■ **RECORDS SUPPLIED**

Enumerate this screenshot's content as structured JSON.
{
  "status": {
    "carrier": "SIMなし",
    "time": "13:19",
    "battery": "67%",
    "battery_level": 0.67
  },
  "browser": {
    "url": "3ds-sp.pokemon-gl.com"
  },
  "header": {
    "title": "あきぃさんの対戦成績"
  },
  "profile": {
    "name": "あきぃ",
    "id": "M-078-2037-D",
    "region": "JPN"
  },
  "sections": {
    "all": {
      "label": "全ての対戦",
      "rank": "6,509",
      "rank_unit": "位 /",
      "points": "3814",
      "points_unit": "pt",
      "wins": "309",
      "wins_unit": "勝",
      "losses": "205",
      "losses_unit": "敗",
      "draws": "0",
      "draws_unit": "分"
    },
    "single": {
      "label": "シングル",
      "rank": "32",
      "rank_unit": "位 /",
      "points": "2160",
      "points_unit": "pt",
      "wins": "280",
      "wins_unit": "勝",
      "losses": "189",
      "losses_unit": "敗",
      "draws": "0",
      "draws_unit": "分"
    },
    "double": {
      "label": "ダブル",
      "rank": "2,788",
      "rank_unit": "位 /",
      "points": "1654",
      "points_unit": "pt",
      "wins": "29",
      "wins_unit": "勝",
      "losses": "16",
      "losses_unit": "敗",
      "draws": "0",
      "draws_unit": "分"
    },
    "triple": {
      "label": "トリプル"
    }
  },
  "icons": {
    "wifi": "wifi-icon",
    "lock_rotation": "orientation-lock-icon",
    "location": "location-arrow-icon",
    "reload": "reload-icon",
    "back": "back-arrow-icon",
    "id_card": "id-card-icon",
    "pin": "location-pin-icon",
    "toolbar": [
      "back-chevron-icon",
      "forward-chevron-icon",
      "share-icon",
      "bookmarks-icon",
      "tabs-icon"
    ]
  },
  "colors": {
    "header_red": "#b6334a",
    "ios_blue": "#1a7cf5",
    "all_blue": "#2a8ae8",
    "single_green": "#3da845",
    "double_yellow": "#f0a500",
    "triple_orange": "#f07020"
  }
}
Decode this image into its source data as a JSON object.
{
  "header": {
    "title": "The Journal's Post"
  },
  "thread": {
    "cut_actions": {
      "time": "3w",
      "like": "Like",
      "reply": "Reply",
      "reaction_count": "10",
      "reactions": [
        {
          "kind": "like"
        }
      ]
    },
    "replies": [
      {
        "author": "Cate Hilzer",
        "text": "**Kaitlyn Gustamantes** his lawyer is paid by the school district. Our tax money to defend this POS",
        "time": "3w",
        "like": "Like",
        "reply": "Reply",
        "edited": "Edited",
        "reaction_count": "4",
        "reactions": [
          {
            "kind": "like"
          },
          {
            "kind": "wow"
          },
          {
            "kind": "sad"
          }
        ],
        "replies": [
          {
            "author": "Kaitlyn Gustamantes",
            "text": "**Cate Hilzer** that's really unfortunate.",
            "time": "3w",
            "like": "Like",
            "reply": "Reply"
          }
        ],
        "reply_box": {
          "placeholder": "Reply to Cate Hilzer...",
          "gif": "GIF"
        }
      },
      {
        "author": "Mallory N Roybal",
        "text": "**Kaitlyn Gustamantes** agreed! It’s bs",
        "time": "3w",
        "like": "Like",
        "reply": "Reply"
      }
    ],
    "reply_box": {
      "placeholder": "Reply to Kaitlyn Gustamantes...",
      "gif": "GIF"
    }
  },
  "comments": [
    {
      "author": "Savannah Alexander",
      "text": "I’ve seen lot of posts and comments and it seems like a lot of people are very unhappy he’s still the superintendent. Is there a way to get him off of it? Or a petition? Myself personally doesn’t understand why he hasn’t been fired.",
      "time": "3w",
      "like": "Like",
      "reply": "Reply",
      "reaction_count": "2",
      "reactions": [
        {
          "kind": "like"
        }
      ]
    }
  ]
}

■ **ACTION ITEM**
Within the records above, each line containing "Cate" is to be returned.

■ **RESPONSE**
        "author": "Cate Hilzer",
            "text": "**Cate Hilzer** that's really unfortunate.",
          "placeholder": "Reply to Cate Hilzer...",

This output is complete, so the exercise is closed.